*** Opening of STUDY MATERIAL ***
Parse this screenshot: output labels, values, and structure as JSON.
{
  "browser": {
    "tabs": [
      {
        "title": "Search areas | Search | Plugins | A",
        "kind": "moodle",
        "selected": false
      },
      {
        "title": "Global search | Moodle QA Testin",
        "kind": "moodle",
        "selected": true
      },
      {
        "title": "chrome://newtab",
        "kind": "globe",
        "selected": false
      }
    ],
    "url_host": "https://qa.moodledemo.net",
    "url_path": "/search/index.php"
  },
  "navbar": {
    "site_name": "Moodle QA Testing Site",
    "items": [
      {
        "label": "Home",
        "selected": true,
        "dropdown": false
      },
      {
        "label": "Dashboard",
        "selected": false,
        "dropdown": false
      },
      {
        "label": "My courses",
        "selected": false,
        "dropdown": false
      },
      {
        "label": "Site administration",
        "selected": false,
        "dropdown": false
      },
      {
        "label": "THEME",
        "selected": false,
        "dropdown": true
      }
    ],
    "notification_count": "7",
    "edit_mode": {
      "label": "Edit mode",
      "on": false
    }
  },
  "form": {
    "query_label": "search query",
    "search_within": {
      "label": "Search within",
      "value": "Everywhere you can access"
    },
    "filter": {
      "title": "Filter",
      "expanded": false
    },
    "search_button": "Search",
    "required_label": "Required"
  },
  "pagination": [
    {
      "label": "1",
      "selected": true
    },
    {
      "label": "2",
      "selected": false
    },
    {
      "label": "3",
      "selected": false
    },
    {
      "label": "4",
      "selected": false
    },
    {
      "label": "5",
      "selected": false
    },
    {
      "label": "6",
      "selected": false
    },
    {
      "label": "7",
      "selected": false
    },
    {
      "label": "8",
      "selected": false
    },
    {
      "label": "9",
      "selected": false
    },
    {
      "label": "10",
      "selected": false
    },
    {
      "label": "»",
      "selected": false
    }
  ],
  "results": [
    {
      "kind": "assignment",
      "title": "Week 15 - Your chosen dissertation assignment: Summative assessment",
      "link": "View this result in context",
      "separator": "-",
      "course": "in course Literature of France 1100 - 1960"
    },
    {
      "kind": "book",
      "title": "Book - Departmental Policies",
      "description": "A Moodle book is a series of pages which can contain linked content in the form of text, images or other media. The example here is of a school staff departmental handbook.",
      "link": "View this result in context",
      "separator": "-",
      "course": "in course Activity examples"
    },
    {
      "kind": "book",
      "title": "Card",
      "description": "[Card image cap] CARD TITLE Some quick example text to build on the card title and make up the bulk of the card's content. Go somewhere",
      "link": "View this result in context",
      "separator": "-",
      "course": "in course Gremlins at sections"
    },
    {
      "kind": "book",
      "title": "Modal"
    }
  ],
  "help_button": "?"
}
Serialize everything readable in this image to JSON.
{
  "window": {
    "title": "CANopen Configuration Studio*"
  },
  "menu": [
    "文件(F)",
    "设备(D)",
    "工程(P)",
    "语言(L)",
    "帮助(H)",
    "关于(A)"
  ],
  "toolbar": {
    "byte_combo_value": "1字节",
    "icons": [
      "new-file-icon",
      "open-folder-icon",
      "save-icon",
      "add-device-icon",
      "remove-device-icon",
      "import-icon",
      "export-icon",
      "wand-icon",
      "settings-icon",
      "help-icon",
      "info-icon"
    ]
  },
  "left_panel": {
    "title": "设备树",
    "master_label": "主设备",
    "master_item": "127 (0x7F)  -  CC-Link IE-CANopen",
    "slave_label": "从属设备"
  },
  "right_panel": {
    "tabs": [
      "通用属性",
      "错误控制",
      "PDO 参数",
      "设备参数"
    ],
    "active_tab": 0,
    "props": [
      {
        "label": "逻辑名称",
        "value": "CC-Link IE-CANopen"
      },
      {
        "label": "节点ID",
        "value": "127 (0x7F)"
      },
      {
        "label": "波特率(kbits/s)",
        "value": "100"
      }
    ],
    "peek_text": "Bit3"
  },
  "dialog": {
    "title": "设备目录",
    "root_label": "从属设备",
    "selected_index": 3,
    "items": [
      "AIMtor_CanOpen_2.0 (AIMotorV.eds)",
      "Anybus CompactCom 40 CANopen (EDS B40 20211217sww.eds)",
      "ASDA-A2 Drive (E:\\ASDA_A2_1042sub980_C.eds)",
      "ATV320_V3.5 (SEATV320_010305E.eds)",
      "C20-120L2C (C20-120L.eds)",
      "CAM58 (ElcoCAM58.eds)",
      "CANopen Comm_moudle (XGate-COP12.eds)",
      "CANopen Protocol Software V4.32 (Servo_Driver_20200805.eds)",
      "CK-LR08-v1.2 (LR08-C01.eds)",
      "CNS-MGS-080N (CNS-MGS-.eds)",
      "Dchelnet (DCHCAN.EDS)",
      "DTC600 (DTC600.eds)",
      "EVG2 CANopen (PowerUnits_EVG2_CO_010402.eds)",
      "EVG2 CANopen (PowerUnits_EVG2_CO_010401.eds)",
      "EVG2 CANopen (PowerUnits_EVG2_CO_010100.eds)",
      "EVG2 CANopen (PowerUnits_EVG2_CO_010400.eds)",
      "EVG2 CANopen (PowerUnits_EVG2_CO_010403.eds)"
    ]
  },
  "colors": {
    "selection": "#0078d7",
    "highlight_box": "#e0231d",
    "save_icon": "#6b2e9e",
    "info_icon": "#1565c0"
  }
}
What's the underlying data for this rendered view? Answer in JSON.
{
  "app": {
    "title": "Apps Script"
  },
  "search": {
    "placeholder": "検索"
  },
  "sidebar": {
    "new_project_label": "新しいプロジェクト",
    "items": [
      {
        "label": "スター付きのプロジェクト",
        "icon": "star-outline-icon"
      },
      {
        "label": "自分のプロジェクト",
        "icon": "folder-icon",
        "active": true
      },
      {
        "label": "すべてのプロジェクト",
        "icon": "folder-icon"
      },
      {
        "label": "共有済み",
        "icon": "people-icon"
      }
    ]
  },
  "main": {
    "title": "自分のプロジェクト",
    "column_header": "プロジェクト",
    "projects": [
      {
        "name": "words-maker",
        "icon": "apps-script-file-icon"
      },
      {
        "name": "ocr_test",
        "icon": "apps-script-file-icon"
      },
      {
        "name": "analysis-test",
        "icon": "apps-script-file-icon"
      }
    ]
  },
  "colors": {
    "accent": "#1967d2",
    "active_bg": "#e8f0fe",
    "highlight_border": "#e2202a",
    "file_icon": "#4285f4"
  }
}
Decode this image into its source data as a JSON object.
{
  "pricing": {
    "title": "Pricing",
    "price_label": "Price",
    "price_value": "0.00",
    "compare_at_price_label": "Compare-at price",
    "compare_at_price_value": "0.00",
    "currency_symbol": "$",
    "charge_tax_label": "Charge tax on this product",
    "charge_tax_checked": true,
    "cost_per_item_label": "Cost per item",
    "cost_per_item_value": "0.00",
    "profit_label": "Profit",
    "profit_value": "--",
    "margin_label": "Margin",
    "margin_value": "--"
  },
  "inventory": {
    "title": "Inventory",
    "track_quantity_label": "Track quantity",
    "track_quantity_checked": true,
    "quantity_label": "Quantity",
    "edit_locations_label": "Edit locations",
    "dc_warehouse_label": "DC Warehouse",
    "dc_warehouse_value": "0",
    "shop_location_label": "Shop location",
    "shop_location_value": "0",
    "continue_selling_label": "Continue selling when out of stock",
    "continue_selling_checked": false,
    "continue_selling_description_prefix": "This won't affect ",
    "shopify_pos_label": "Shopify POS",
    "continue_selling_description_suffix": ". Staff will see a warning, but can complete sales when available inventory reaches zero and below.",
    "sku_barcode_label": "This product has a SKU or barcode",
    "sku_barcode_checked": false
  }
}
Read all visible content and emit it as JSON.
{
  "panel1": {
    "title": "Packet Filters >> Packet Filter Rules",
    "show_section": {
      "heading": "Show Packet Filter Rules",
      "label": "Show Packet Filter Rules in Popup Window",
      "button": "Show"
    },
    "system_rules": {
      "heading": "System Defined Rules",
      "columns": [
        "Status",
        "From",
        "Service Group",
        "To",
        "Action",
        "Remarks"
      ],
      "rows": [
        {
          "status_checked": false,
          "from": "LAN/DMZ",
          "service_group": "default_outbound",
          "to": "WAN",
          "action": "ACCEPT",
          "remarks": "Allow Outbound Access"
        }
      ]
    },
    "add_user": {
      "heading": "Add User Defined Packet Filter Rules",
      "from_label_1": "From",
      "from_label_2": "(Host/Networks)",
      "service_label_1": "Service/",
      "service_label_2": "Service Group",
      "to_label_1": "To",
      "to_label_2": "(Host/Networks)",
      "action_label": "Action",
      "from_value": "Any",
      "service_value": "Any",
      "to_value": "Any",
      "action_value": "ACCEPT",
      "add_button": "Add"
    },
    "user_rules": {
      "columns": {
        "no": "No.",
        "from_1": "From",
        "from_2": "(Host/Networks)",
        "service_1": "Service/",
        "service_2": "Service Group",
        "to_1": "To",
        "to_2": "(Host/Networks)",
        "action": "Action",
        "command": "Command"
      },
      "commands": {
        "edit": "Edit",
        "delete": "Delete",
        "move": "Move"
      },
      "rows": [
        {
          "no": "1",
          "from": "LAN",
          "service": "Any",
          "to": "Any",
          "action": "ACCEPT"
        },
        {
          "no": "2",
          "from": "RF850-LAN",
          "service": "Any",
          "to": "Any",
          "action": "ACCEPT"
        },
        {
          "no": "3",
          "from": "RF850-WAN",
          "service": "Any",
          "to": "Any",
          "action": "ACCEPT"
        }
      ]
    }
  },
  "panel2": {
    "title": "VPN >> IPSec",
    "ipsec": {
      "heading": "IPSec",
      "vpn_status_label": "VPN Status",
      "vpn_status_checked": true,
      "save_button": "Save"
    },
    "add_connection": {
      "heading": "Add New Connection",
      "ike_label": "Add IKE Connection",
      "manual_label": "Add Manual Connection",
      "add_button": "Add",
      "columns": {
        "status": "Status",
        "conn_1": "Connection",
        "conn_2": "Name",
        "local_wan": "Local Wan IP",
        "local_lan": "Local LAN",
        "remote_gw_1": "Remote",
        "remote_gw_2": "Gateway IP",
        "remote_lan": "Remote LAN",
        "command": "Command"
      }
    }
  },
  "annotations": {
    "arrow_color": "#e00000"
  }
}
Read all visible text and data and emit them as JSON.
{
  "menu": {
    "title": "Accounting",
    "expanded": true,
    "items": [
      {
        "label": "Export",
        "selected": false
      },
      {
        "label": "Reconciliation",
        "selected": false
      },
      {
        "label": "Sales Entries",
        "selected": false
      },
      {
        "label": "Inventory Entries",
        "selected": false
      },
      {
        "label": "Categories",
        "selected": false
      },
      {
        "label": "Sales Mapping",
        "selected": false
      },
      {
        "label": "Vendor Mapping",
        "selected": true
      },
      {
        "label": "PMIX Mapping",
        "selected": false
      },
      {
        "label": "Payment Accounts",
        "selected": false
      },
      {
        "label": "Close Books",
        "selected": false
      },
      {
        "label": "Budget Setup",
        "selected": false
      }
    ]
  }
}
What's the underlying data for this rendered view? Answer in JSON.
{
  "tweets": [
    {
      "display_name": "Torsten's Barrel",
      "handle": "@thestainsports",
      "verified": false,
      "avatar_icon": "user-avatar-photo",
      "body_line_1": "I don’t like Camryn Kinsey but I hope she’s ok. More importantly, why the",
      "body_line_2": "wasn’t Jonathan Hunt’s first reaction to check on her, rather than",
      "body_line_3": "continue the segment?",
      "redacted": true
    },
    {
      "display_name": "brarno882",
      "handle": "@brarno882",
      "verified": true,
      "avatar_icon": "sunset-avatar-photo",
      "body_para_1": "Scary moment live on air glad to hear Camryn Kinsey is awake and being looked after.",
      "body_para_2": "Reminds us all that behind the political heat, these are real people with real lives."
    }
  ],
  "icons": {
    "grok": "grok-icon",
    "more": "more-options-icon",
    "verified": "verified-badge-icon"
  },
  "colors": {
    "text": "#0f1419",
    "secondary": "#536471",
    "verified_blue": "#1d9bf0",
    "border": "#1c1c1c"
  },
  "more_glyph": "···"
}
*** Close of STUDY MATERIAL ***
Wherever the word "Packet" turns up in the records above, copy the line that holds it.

    "title": "Packet Filters >> Packet Filter Rules",
      "heading": "Show Packet Filter Rules",
      "label": "Show Packet Filter Rules in Popup Window",
      "heading": "Add User Defined Packet Filter Rules",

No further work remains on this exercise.